Running in a band across the top of the wall and clustered at the left end are square tiles made by neighborhood residents, and these are just as intriguing as the main design. Jean held workshops to teach neighbors how to make personalized tiles of their own designs. For a $25 donation, which helped fund the wall, residents could make their own tiles and see them become part of the neighborhood history memorialized on the wall.


They are snapshots of memory that convey a sense of place, showing gardens…


…homes…


…children and dogs playing…


…roots growing deep…


…and gardeners tending plants and wildlife.


Beloved local businesses are represented too.


We ate here last night — yum!


I’ve bought many cans of paint at Arrow Paint.


My daughter likes that Bud, the family dog, got a spot on this tile, forever enjoying a ride in the car.


I like this one, a parade scene from Austin’s very 1st First Night celebration in 2005, because my family was part of that parade. We were one of the bread throwers at the back of the procession who tossed loaves of handmade bread into the crowd. Our invitation to join the parade came with a loaf of bread that mysteriously appeared on our doorstep one morning in December, and which we later learned was left for us by a friend in the neighborhood. The point of the bread is all still a bit mystifying, but we had a blast.
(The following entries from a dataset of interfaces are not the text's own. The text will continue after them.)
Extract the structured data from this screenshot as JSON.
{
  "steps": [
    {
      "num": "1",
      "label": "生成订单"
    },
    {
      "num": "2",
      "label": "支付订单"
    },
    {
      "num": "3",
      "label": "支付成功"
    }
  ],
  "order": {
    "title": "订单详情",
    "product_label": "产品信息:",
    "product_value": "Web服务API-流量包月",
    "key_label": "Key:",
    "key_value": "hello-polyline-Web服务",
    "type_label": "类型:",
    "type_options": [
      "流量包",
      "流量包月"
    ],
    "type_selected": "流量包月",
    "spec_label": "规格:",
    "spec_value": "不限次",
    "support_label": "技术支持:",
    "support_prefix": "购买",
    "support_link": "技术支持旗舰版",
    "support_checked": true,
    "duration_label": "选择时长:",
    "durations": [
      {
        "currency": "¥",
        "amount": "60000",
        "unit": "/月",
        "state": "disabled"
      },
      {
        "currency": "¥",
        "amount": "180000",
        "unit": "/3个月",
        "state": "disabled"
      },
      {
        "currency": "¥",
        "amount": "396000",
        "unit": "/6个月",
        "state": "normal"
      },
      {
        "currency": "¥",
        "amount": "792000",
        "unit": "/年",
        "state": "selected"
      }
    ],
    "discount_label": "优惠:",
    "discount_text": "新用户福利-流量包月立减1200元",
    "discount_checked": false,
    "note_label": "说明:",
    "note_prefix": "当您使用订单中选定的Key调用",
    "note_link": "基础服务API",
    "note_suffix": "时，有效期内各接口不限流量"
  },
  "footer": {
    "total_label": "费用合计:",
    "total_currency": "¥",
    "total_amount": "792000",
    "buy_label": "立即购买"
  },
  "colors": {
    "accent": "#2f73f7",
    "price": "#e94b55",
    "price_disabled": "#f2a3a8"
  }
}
I’m also deeply curious about the tile at right. It looks like a killer armadillo taking down a cat in a Randall’s grocery parking lot. Have the police been called to break it up? If someone knows the story behind this tile, please share!


I’ve shown only a tiny sampling of the neighbor-made tiles, and each one is worthy of inspection as they weave a dynamic story of the neighborhood. I think you could walk the wall many times and see something new on each visit.


The residents of Crestview and Brentwood must surely love their Wall of Welcome. Imagine if each neighborhood in Austin had its own story commemorated through art. How wonderful that would be.

All material © 2006-2014 by Pam Penick for Digging. Unauthorized reproduction prohibited.